═══ Available data ═══

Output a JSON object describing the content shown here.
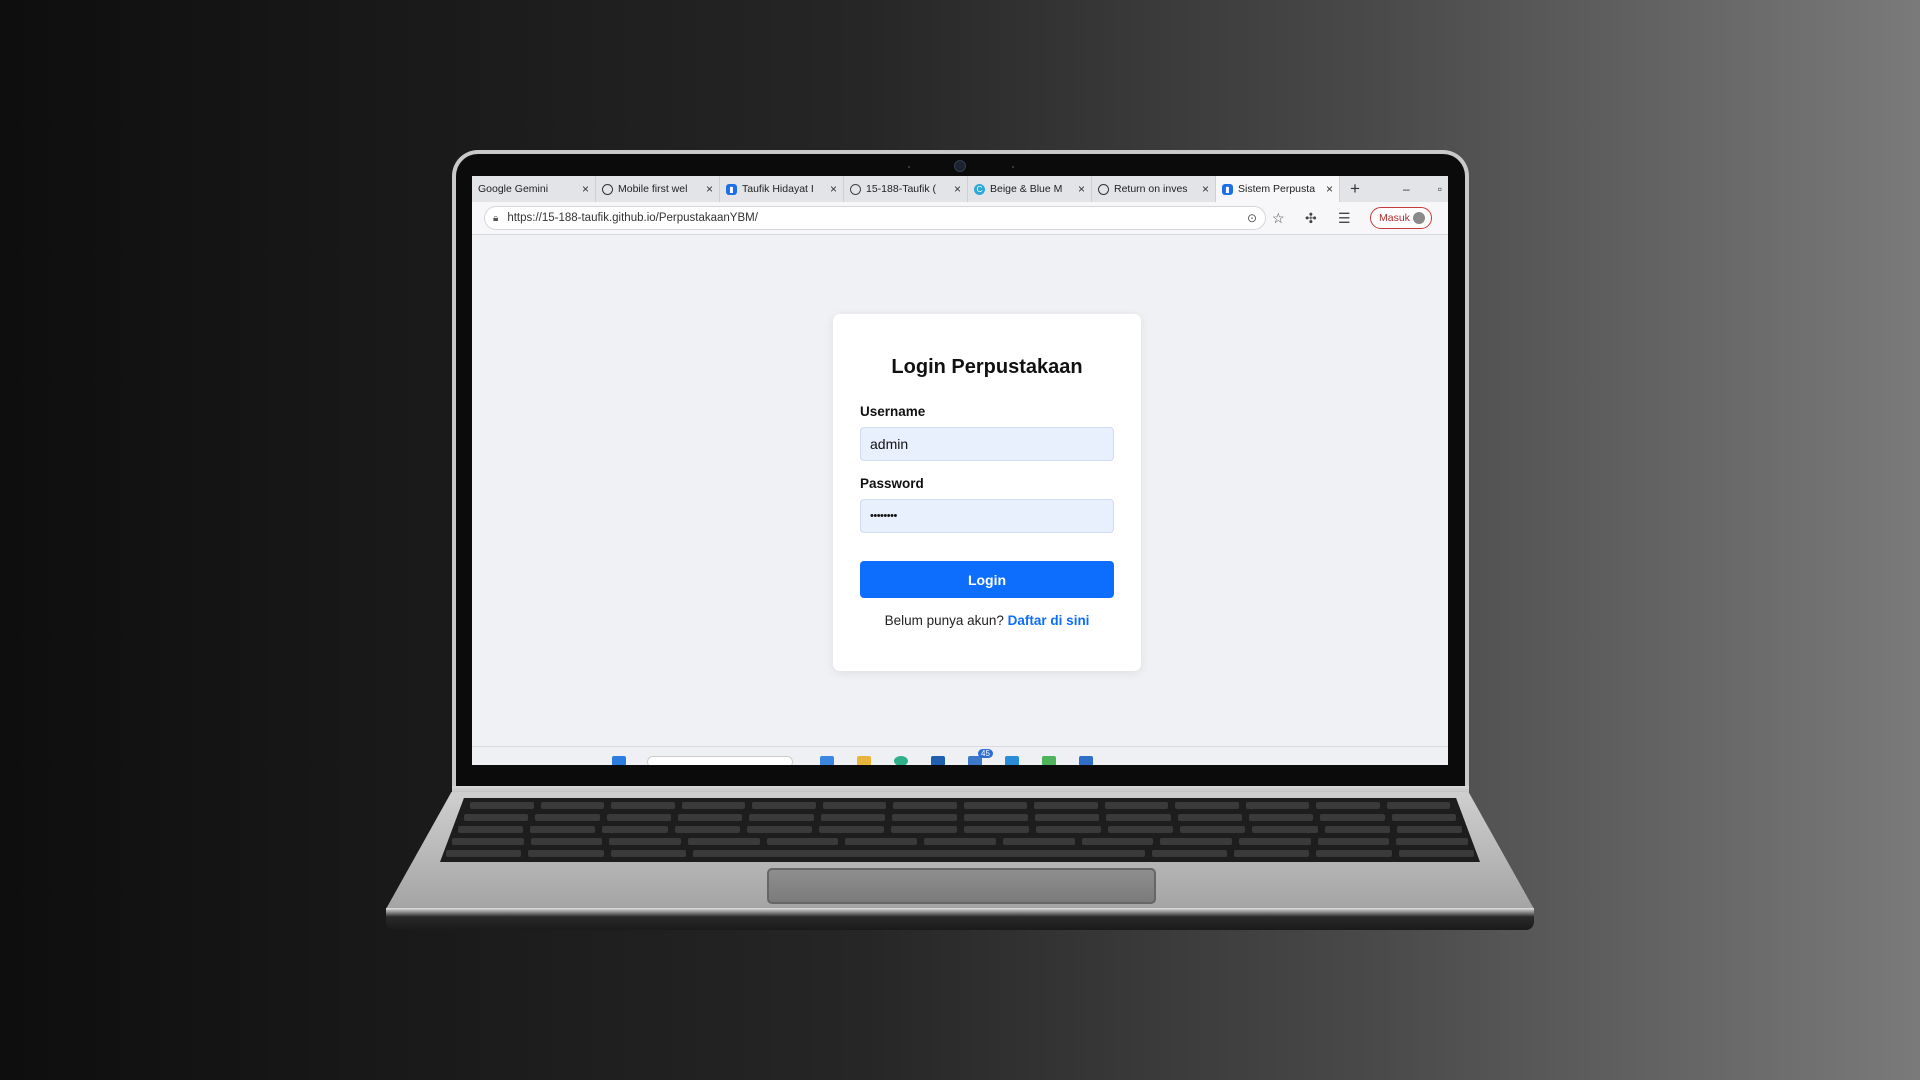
{
  "browser": {
    "tabs": [
      {
        "label": "Google Gemini",
        "icon": "gemini-icon",
        "active": false
      },
      {
        "label": "Mobile first wel",
        "icon": "openai-icon",
        "active": false
      },
      {
        "label": "Taufik Hidayat I",
        "icon": "app-icon",
        "active": false
      },
      {
        "label": "15-188-Taufik (",
        "icon": "github-icon",
        "active": false
      },
      {
        "label": "Beige & Blue M",
        "icon": "canva-icon",
        "active": false
      },
      {
        "label": "Return on inves",
        "icon": "openai-icon",
        "active": false
      },
      {
        "label": "Sistem Perpusta",
        "icon": "app-icon",
        "active": true
      }
    ],
    "new_tab": "+",
    "minimize": "–",
    "url": "https://15-188-taufik.github.io/PerpustakaanYBM/",
    "profile_label": "Masuk"
  },
  "login": {
    "title": "Login Perpustakaan",
    "username_label": "Username",
    "username_value": "admin",
    "password_label": "Password",
    "password_value": "••••••••",
    "button": "Login",
    "register_prompt": "Belum punya akun?",
    "register_link": "Daftar di sini"
  },
  "taskbar": {
    "badge_count": "45"
  },
  "colors": {
    "accent": "#0d6efd",
    "input_bg": "#e8f0fd",
    "page_bg": "#f0f1f5",
    "profile_border": "#c43b3b"
  }
}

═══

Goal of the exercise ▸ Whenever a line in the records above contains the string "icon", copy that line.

Exercise output ▸
        "icon": "gemini-icon",
        "icon": "openai-icon",
        "icon": "app-icon",
        "icon": "github-icon",
        "icon": "canva-icon",
        "icon": "openai-icon",
        "icon": "app-icon",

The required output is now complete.